'/>"/>

Contact: Shelley Dawicki
Shelley.Dawicki@noaa.gov
508-495-2378
NOAA Fisheries Northeast Fisheries Science Center
Source:Eurekalert

Related biology news :

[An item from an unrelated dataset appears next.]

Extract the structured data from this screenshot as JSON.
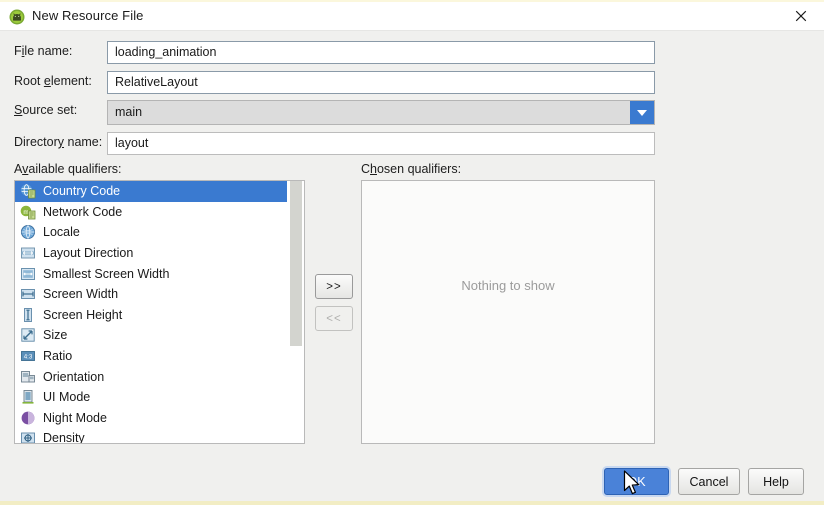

1. First-ever study: lack of critical lubricant causes wear in joints
2. Monsanto expands sponsorship for Peking-Yale Joint Agrobiotechnology Center
3. Experts from Stevens, Merck, publish joint paper, Biosynthetic Studies of Platensimycin
4. Roger Kornberg to present lecture at the Joint Biophysical Society/IUPAB Meeting
5. Electronic switch opens doors in rheumatoid joints
6. Mechanisms of plant-fungi symbiosis characterized by DOE Joint Genome Institute
7. NASA presentations at American Geophysical Union Joint Assembly
8. Argonne-University of Chicago joint venture bolsters genomic sequencing capabilities
9. Researchers coat titanium with polymer to improve integration of joint replacements
10. US Department of Energy Joint Genome Institute announces new genome sequencing projects
11. Low-gravity training machine reduces joint, muscle impacts, says CU-Boulder study
Post Your Comments:
*Name:
*Comment:
*Email:
(Date:5/20/2016)... 2016  VoiceIt is excited to announce its ... By working together, VoiceIt and VoicePass will ... VoicePass take slightly different approaches to voice biometrics, ... and usability. ... partnership. "This marketing and technology partnership ...
(Date:5/16/2016)... , May 16, 2016   EyeLock LLC , ... announced the opening of an IoT Center of Excellence ... and expand the development of embedded iris biometric applications. ... level of convenience and security with unmatched biometric accuracy, ... identity aside from DNA. EyeLock,s platform uses video technology ...
(Date:5/12/2016)... 12, 2016 WearablesResearch.com , a brand ... overview results from the Q1 wave of its quarterly ... was consumers, receptivity to a program where they would ... health insurance company. "We were surprised to ... Michael LaColla , CEO of Troubadour Research, "primarily ...
Breaking Biology News(10 mins):
(Date:5/24/2016)... ... May 24, 2016 , ... Last week, Callan Capital, an integrated wealth ... held The Future of San Diego Life Science event at the Estancia La Jolla ... attended the event with speakers Dr. Rich Heyman, former CEO of Aragon and Seragon, ...
(Date:5/24/2016)... Rockville, Maryland (PRWEB) , ... May 24, 2016 ... ... introduction of a newly re-branded identity. The new Media Cybernetics corporate branding reflects ... the world of imaging and image analysis. The re-branding components include a crisp, ...
(Date:5/23/2016)... San Antonio, Texas (PRWEB) , ... May 23, 2016 , ... The need for blood ... infographic released this week by the South Texas Blood & Tissue Center, blood donations are ... more than 30 years, and they are down 21 percent in South Texas in the ...
(Date:5/23/2016)... , ... May 23, 2016 , ... ... Will Drive Precision Farming in 2017 and Beyond. The paper outlines the key ... the precision ag industry. , “We’ve witnessed a lot of highs and lows ...
Breaking Biology Technology: